_Your objective_
Within the records, find every line that includes the word "color" and copy it.

[Records]

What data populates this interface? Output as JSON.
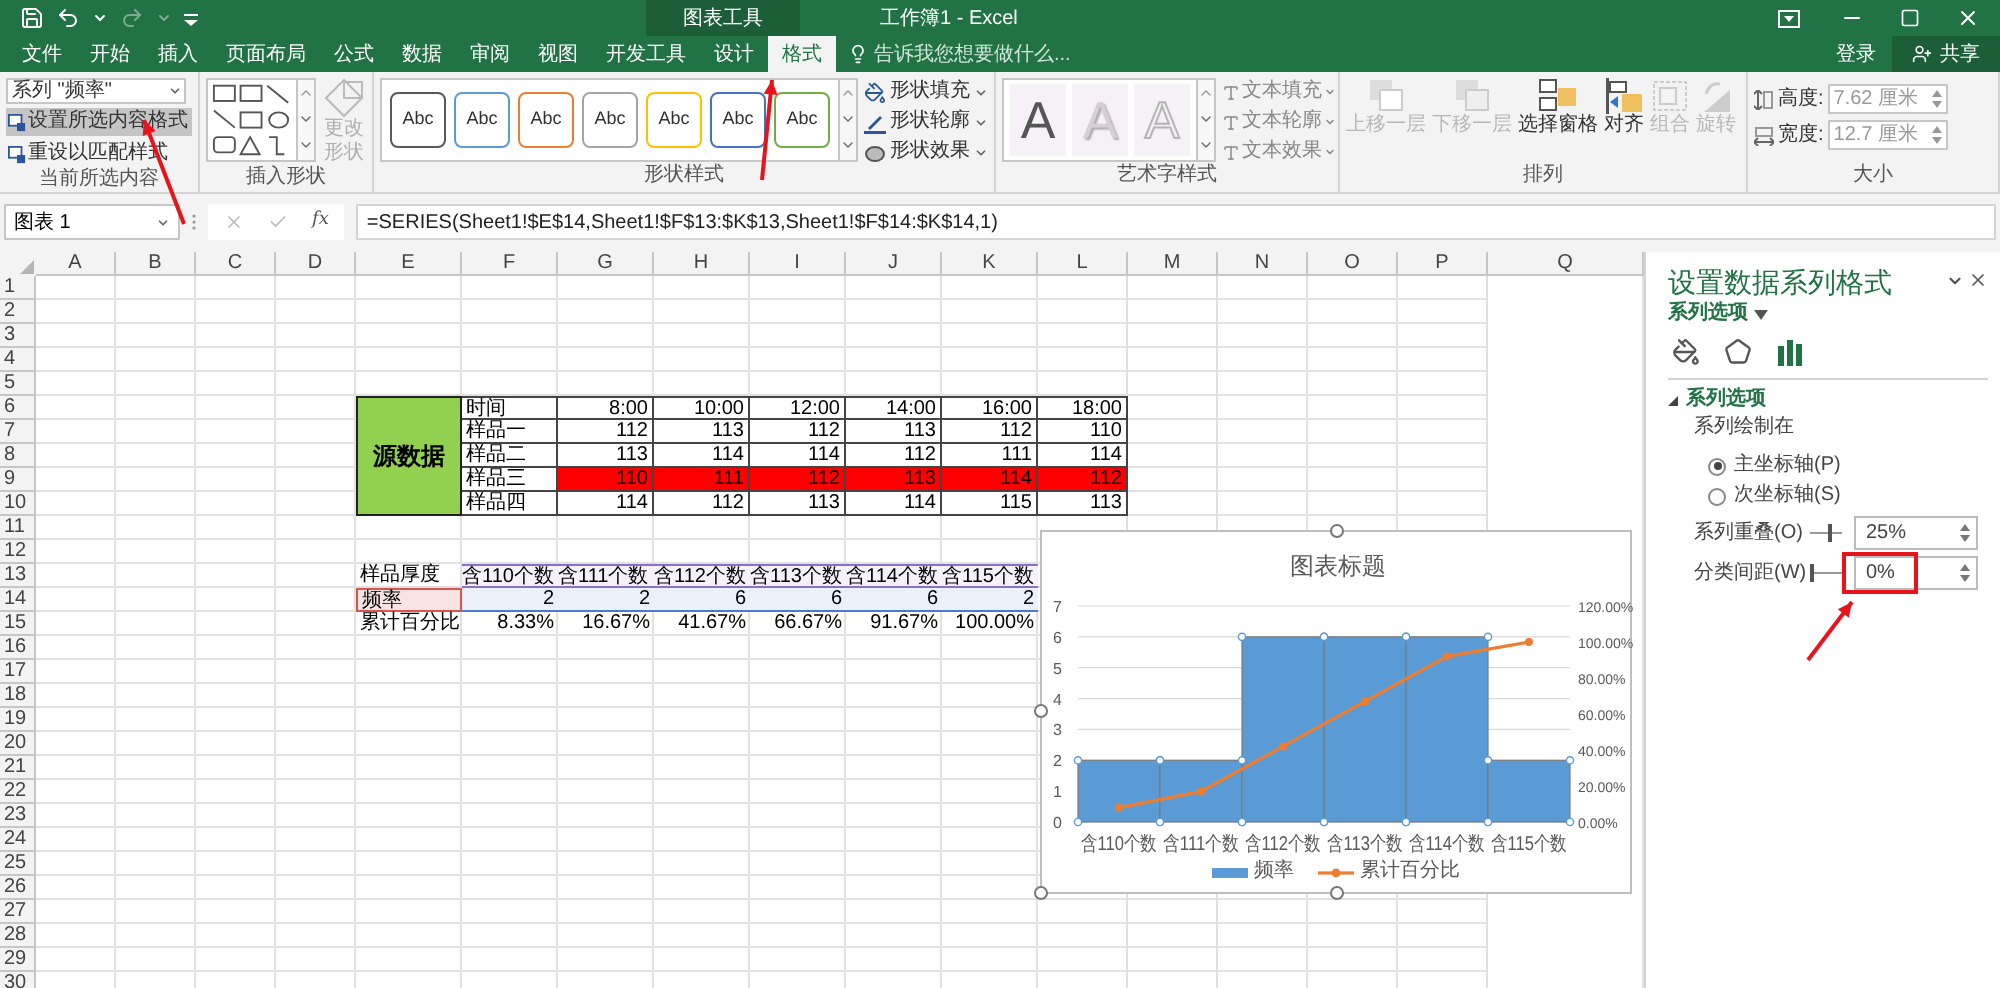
{
  "title_bar": {
    "contextual_group": "图表工具",
    "title": "工作簿1 - Excel"
  },
  "tabs": [
    {
      "label": "文件",
      "selected": false
    },
    {
      "label": "开始",
      "selected": false
    },
    {
      "label": "插入",
      "selected": false
    },
    {
      "label": "页面布局",
      "selected": false
    },
    {
      "label": "公式",
      "selected": false
    },
    {
      "label": "数据",
      "selected": false
    },
    {
      "label": "审阅",
      "selected": false
    },
    {
      "label": "视图",
      "selected": false
    },
    {
      "label": "开发工具",
      "selected": false
    },
    {
      "label": "设计",
      "selected": false
    },
    {
      "label": "格式",
      "selected": true
    }
  ],
  "tell_me": {
    "placeholder": "告诉我您想要做什么..."
  },
  "account": {
    "sign_in": "登录",
    "share": "共享"
  },
  "ribbon": {
    "selection": {
      "label": "当前所选内容",
      "dropdown": "系列 \"频率\"",
      "buttons": [
        {
          "label": "设置所选内容格式",
          "selected": true
        },
        {
          "label": "重设以匹配样式",
          "selected": false
        }
      ]
    },
    "insert_shapes": {
      "label": "插入形状",
      "change_shape": {
        "label": "更改形状",
        "disabled": true
      }
    },
    "shape_styles": {
      "label": "形状样式",
      "swatches": [
        {
          "label": "Abc",
          "color": "#595959"
        },
        {
          "label": "Abc",
          "color": "#5b9bd5"
        },
        {
          "label": "Abc",
          "color": "#ed7d31"
        },
        {
          "label": "Abc",
          "color": "#a5a5a5"
        },
        {
          "label": "Abc",
          "color": "#ffc000"
        },
        {
          "label": "Abc",
          "color": "#4472c4"
        },
        {
          "label": "Abc",
          "color": "#70ad47"
        }
      ],
      "commands": [
        {
          "label": "形状填充",
          "kind": "fill"
        },
        {
          "label": "形状轮廓",
          "kind": "outline"
        },
        {
          "label": "形状效果",
          "kind": "effect"
        }
      ]
    },
    "wordart_styles": {
      "label": "艺术字样式",
      "styles": [
        {
          "label": "A",
          "kind": "solid"
        },
        {
          "label": "A",
          "kind": "shadow"
        },
        {
          "label": "A",
          "kind": "outline"
        }
      ],
      "commands": [
        "文本填充",
        "文本轮廓",
        "文本效果"
      ]
    },
    "arrange": {
      "label": "排列",
      "commands": [
        {
          "label": "上移一层",
          "kind": "forward",
          "disabled": true
        },
        {
          "label": "下移一层",
          "kind": "backward",
          "disabled": true
        },
        {
          "label": "选择窗格",
          "kind": "pane",
          "disabled": false
        },
        {
          "label": "对齐",
          "kind": "align",
          "disabled": false
        },
        {
          "label": "组合",
          "kind": "group",
          "disabled": true
        },
        {
          "label": "旋转",
          "kind": "rotate",
          "disabled": true
        }
      ]
    },
    "size": {
      "label": "大小",
      "fields": [
        {
          "label": "高度:",
          "value": "7.62 厘米",
          "kind": "height"
        },
        {
          "label": "宽度:",
          "value": "12.7 厘米",
          "kind": "width"
        }
      ]
    }
  },
  "formula_bar": {
    "name_box": "图表 1",
    "function_label": "fx",
    "formula": "=SERIES(Sheet1!$E$14,Sheet1!$F$13:$K$13,Sheet1!$F$14:$K$14,1)"
  },
  "sheet": {
    "columns": [
      "A",
      "B",
      "C",
      "D",
      "E",
      "F",
      "G",
      "H",
      "I",
      "J",
      "K",
      "L",
      "M",
      "N",
      "O",
      "P",
      "Q"
    ],
    "row_numbers": [
      "1",
      "2",
      "3",
      "4",
      "5",
      "6",
      "7",
      "8",
      "9",
      "10",
      "11",
      "12",
      "13",
      "14",
      "15",
      "16",
      "17",
      "18",
      "19",
      "20",
      "21",
      "22",
      "23",
      "24",
      "25",
      "26",
      "27",
      "28",
      "29",
      "30"
    ],
    "source_table": {
      "title": "源数据",
      "rows": [
        {
          "label": "时间",
          "values": [
            "8:00",
            "10:00",
            "12:00",
            "14:00",
            "16:00",
            "18:00"
          ],
          "highlight": false
        },
        {
          "label": "样品一",
          "values": [
            "112",
            "113",
            "112",
            "113",
            "112",
            "110"
          ],
          "highlight": false
        },
        {
          "label": "样品二",
          "values": [
            "113",
            "114",
            "114",
            "112",
            "111",
            "114"
          ],
          "highlight": false
        },
        {
          "label": "样品三",
          "values": [
            "110",
            "111",
            "112",
            "113",
            "114",
            "112"
          ],
          "highlight": true
        },
        {
          "label": "样品四",
          "values": [
            "114",
            "112",
            "113",
            "114",
            "115",
            "113"
          ],
          "highlight": false
        }
      ]
    },
    "summary_table": {
      "rows": [
        {
          "label": "样品厚度",
          "values": [
            "含110个数",
            "含111个数",
            "含112个数",
            "含113个数",
            "含114个数",
            "含115个数"
          ],
          "kind": "categories"
        },
        {
          "label": "频率",
          "values": [
            "2",
            "2",
            "6",
            "6",
            "6",
            "2"
          ],
          "kind": "series"
        },
        {
          "label": "累计百分比",
          "values": [
            "8.33%",
            "16.67%",
            "41.67%",
            "66.67%",
            "91.67%",
            "100.00%"
          ],
          "kind": "plain"
        }
      ]
    }
  },
  "chart": {
    "bars": {
      "chart_data": {
        "type": "bar",
        "title": "图表标题",
        "categories": [
          "含110个数",
          "含111个数",
          "含112个数",
          "含113个数",
          "含114个数",
          "含115个数"
        ],
        "series": [
          {
            "name": "频率",
            "color": "#5b9bd5",
            "values": [
              2,
              2,
              6,
              6,
              6,
              2
            ]
          }
        ],
        "ylim": [
          0,
          7
        ],
        "yticks": [
          0,
          1,
          2,
          3,
          4,
          5,
          6,
          7
        ],
        "grid": true
      }
    },
    "line": {
      "chart_data": {
        "type": "line",
        "series": [
          {
            "name": "累计百分比",
            "color": "#ed7d31",
            "marker": true,
            "values": [
              8,
              17,
              42,
              67,
              92,
              100
            ]
          }
        ],
        "ylim": [
          0,
          120
        ],
        "yticks": [
          {
            "value": 0,
            "label": "0.00%"
          },
          {
            "value": 20,
            "label": "20.00%"
          },
          {
            "value": 40,
            "label": "40.00%"
          },
          {
            "value": 60,
            "label": "60.00%"
          },
          {
            "value": 80,
            "label": "80.00%"
          },
          {
            "value": 100,
            "label": "100.00%"
          },
          {
            "value": 120,
            "label": "120.00%"
          }
        ]
      }
    }
  },
  "format_pane": {
    "title": "设置数据系列格式",
    "options_menu": "系列选项",
    "icons": [
      {
        "kind": "fill",
        "selected": false
      },
      {
        "kind": "shape",
        "selected": false
      },
      {
        "kind": "series",
        "selected": true
      }
    ],
    "section": {
      "title": "系列选项",
      "expanded": true,
      "plot_on_label": "系列绘制在",
      "axes": [
        {
          "label": "主坐标轴(P)",
          "selected": true
        },
        {
          "label": "次坐标轴(S)",
          "selected": false
        }
      ],
      "settings": [
        {
          "label": "系列重叠(O)",
          "level": 0.625,
          "value": "25%"
        },
        {
          "label": "分类间距(W)",
          "level": 0,
          "value": "0%"
        }
      ]
    }
  }
}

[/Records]

_Answer for the task_
          "color": "#595959"
          "color": "#5b9bd5"
          "color": "#ed7d31"
          "color": "#a5a5a5"
          "color": "#ffc000"
          "color": "#4472c4"
          "color": "#70ad47"
            "color": "#5b9bd5",
            "color": "#ed7d31",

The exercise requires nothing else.